Within 100 miles of the Washington Beltway, where denizens leak secrets as a way of life, one of the biggest covert missions in children's literature was wildly compromised.
Despite exceptional measures taken to shield the contents of the yet-unreleased "Harry Potter and the Goblet of Fire," about three dozen copies of the much-anticipated sequel fell into the hands of an eager public last week. The breach took place more than 10 days before Saturday's official release date. Scholastic, the "Potter" publishing house for the American edition, has insisted on affidavits and tight security around the latest release in its best-selling series.
In Richmond, a Wal-Mart mistakenly sold 31 copies of J.K. Rowling's fourth installment before realizing its error and pulling the remaining 21 books from its shelves. Yvonne Lund, a substitute teacher in Howard County, purchased one of the illicit copies Thursday while visiting friends in her former hometown of Richmond.
"My friend walked in with it and thought I had already pre-ordered it so he didn't pick one up for me," Lund recalls. "I went right back out and got it because I was afraid it was either going to get pulled off the floor or would sell out."
When Lund returned to the discounter, the books were sitting there, almost lonely for lack of attention. "They were right there in the middle of the aisle. I was thrilled. I've been dying to read this book and I was so glad to see it was so thick," says 36-year-old Lund, confirming reports that the book is 734 pages and 37 chapters long.
She had one close call at the cash register before making a clean getaway. As Lund was checking out, the register issued a "Do Not Sell" message. Her cashier, unaware of the best-selling Harry Potter name, overrode the message and sold it to her for the Wal-Mart steal of $12.97. (The suggested retail price is $25.95.)
"I should've bought the rest of the copies and sold it on eBay for megabucks," Lund says jokingly. "I better hurry up and read it and the highest bidder can have it!"
Then she adds seriously, "I'm not going to make a money off of kids." She's also reluctant to reveal any significant details of the book, of which she's read 61 pages so far. "I would only say that right off the bat, his scar starts to hurt again. I haven't gotten to anything juicy yet."
According to a Wal-Mart spokesman, the Richmond fiasco is "an isolated incident." "We inadvertently moved those books onto the floor before we were supposed to," says Rob Phillips from Wal-Mart headquarters in Bentonville, Ark. "It's an honest mistake, and we feel very bad about it. We're making sure it won't happen at our other stores." An "alert customer" tipped off the store's manager on Thursday afternoon, at which point the display was immediately pulled.

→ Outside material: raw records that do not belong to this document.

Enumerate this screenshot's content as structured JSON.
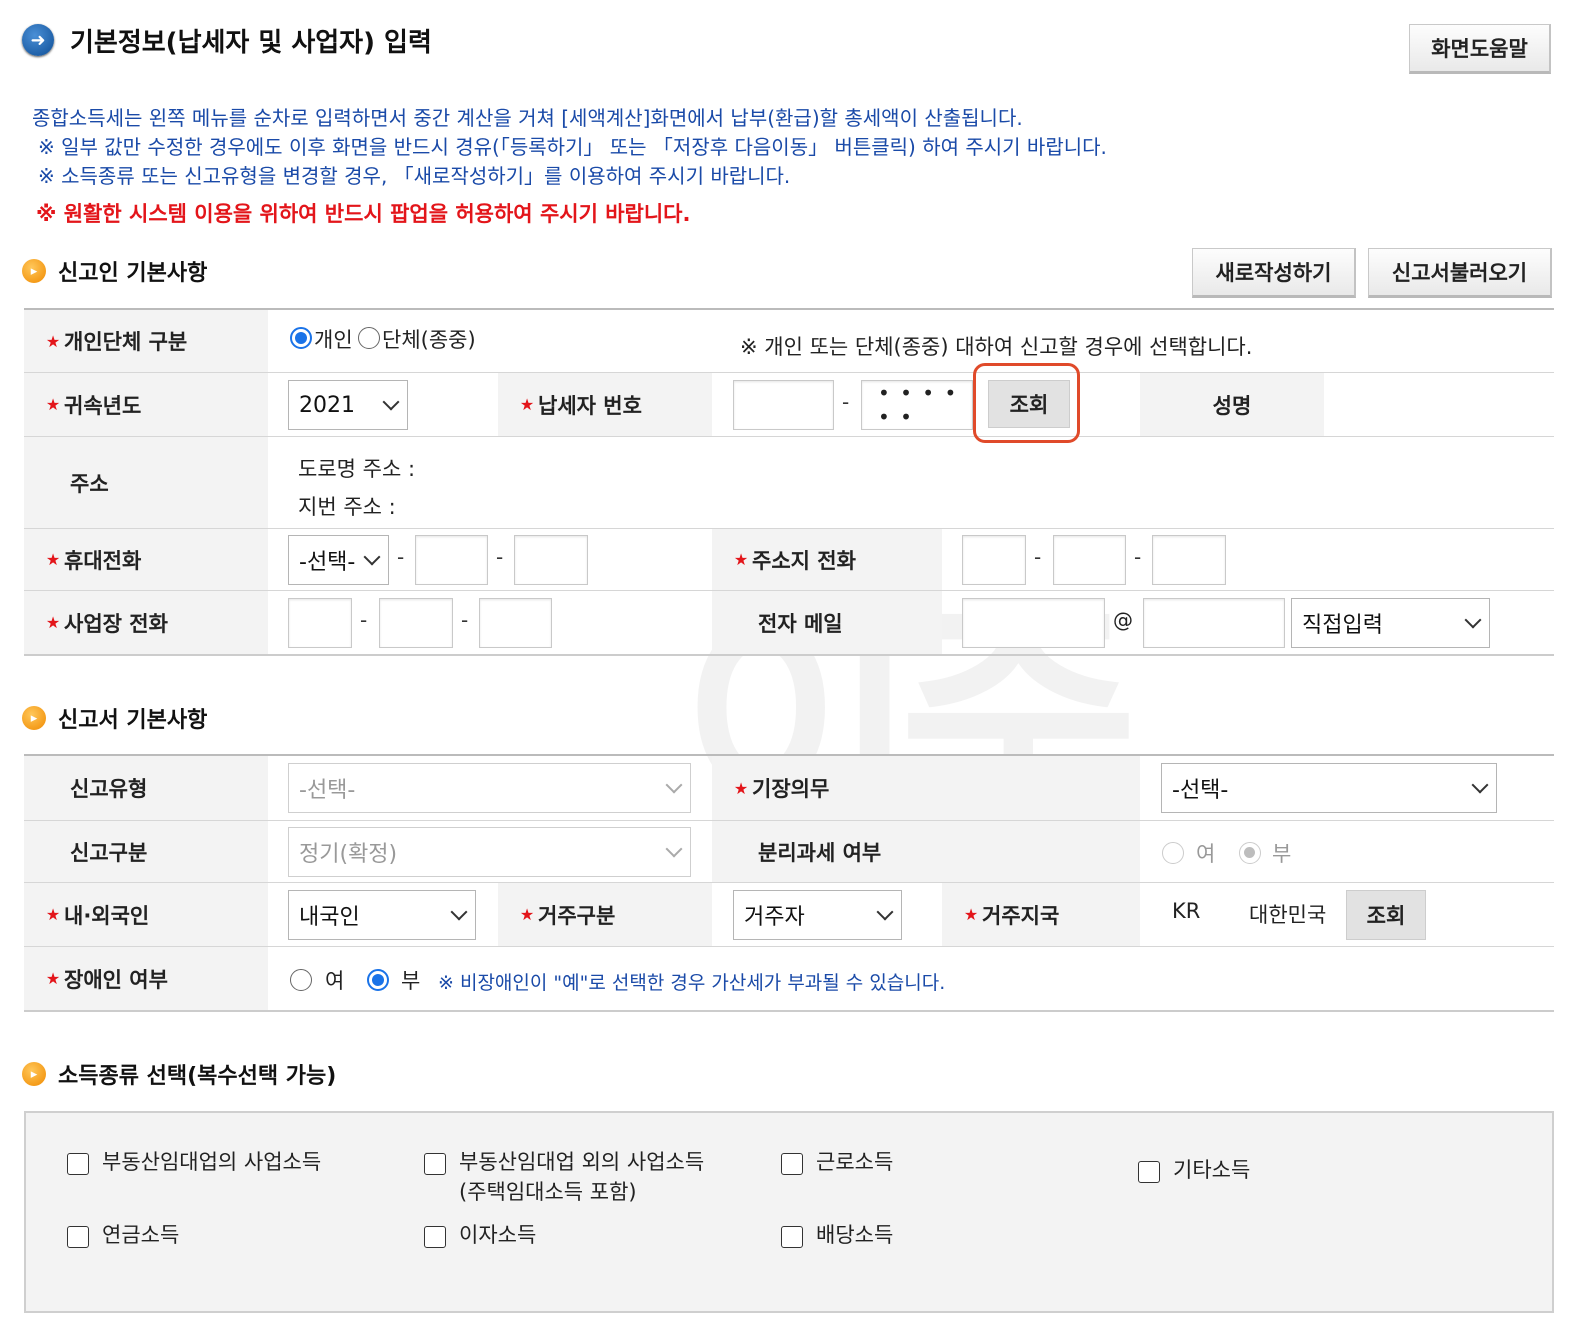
{
  "header": {
    "title": "기본정보(납세자 및 사업자) 입력",
    "help_button": "화면도움말"
  },
  "notices": [
    "종합소득세는 왼쪽 메뉴를 순차로 입력하면서 중간 계산을 거쳐 [세액계산]화면에서 납부(환급)할 총세액이 산출됩니다.",
    "※ 일부 값만 수정한 경우에도 이후 화면을 반드시 경유(「등록하기」 또는 「저장후 다음이동」 버튼클릭) 하여 주시기 바랍니다.",
    "※ 소득종류 또는 신고유형을 변경할 경우, 「새로작성하기」를 이용하여 주시기 바랍니다."
  ],
  "notice_red": "※ 원활한 시스템 이용을 위하여 반드시 팝업을 허용하여 주시기 바랍니다.",
  "reporter": {
    "section_title": "신고인 기본사항",
    "new_button": "새로작성하기",
    "load_button": "신고서불러오기",
    "entity_label": "개인단체 구분",
    "entity_individual": "개인",
    "entity_group": "단체(종중)",
    "entity_note": "※ 개인 또는 단체(종중) 대하여 신고할 경우에 선택합니다.",
    "year_label": "귀속년도",
    "year_value": "2021",
    "taxpayer_no_label": "납세자 번호",
    "taxpayer_no_masked": "• • • • • •",
    "lookup_button": "조회",
    "name_label": "성명",
    "address_label": "주소",
    "road_address": "도로명 주소 :",
    "lot_address": "지번 주소 :",
    "mobile_label": "휴대전화",
    "mobile_select": "-선택-",
    "home_phone_label": "주소지 전화",
    "biz_phone_label": "사업장 전화",
    "email_label": "전자 메일",
    "email_at": "@",
    "email_domain_select": "직접입력",
    "dash": "-"
  },
  "report": {
    "section_title": "신고서 기본사항",
    "type_label": "신고유형",
    "type_value": "-선택-",
    "bookkeeping_label": "기장의무",
    "bookkeeping_value": "-선택-",
    "category_label": "신고구분",
    "category_value": "정기(확정)",
    "separate_tax_label": "분리과세 여부",
    "yes": "여",
    "no": "부",
    "nationality_label": "내·외국인",
    "nationality_value": "내국인",
    "residence_label": "거주구분",
    "residence_value": "거주자",
    "country_label": "거주지국",
    "country_code": "KR",
    "country_name": "대한민국",
    "country_lookup": "조회",
    "disability_label": "장애인 여부",
    "disability_note": "※ 비장애인이 \"예\"로 선택한 경우 가산세가 부과될 수 있습니다."
  },
  "income": {
    "section_title": "소득종류 선택(복수선택 가능)",
    "items": [
      "부동산임대업의 사업소득",
      "부동산임대업 외의 사업소득",
      "(주택임대소득 포함)",
      "근로소득",
      "기타소득",
      "연금소득",
      "이자소득",
      "배당소득"
    ]
  },
  "colors": {
    "notice_blue": "#1a4aa8",
    "notice_red": "#e3151a",
    "required_star": "#e3151a",
    "highlight": "#e04a2a",
    "radio_selected": "#1a73e8"
  },
  "icons": {
    "title": "arrow-right-circle-icon",
    "section": "arrow-right-circle-icon",
    "select": "chevron-down-icon"
  }
}
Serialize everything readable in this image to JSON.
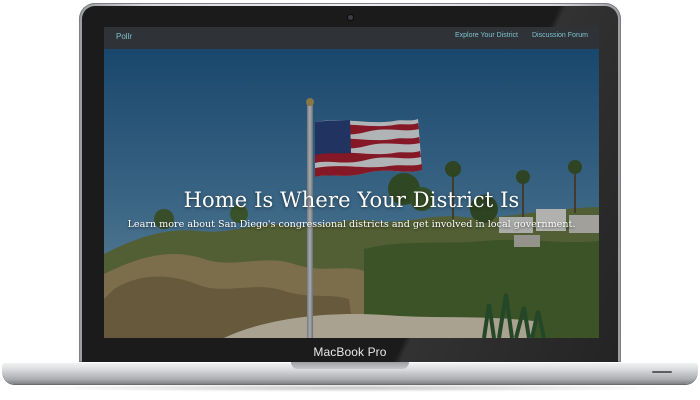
{
  "device": {
    "model_label": "MacBook Pro"
  },
  "navbar": {
    "brand": "Pollr",
    "links": [
      {
        "label": "Explore Your District"
      },
      {
        "label": "Discussion Forum"
      }
    ]
  },
  "hero": {
    "title": "Home Is Where Your District Is",
    "subtitle": "Learn more about San Diego's congressional districts and get involved in local government."
  },
  "colors": {
    "navbar_bg": "#2f3337",
    "nav_link": "#7ec0cf",
    "hero_text": "#ffffff",
    "bezel": "#1b1b1c"
  }
}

In another embargo-breaking episode, the Cantwells of Fairfax, Va., snagged a copy of the newest title in the Harry Potter series. Eight copies of the book were spotted at an unnamed store by a family friend, who, not being an avaricious sort, picked up only two. The Cantwells refuse to disclose either the name of the bookstore or the friend for fear of the consequences from Scholastic.
While they are staying mum about certain things, 8-year-old Laura Cantwell has disclosed some revealing chapter names: "The Riddle House," "The Scar," "The Triwizard Tournament," "Beauxbarons and Durmstrang" and "The Beginning." Young Cantwell and her father, Tim, appeared on yesterday's "Today" show confirming reports they had the book.
Scholastic spokeswoman Kris Moran released a statement yesterday amid the flurry of developments. "Scholastic sincerely hopes that everyone will honor author J.K. Rowling's wishes to have children across the nation experience 'Harry Potter and the Goblet of Fire' on the same day, July 8. With this in mind we are taking any reported breaches of the July 8 on sale date of 'Harry Potter and the Goblet of Fire' very seriously and we are investigating them. Accounts violating the July 8 on sale date will put future shipments of Harry Potter books to them in jeopardy."
Online auction sites such as eBay, Amazon and Yahoo already have editions of the new book going for more than $80 each.
If you're the kind of reader who loves surprises, then you're the audience Rowling was aiming for in her strict orders with Scholastic to keep the plot of this book under maximum security. Almost everyone associated with the manuscript is tethered by affidavits and other mechanisms from revealing or selling advance copies until Saturday.
Even the audiotapes receive the same treatment. Tim Ditlow, publisher of the Listening Library, is prevented from discussing anything but the bare essentials. A special lock was installed in his office to keep the script safe.
Amazon.com has hired guards to watch over its cartons of the highly prized books. Lyn Blake, general manager of Amazon.com Books, says Harry Potter IV is "the largest pre-order we've ever had, but it may very well be the largest pre-ordered item in e-commerce history."
It's held the No. 1 position on Amazon's bestseller list for 16 out of the past 21 weeks. As of yesterday evening more than 300,000 copies had been sold, according to the site's "Hour-by-Hour Muggle Count."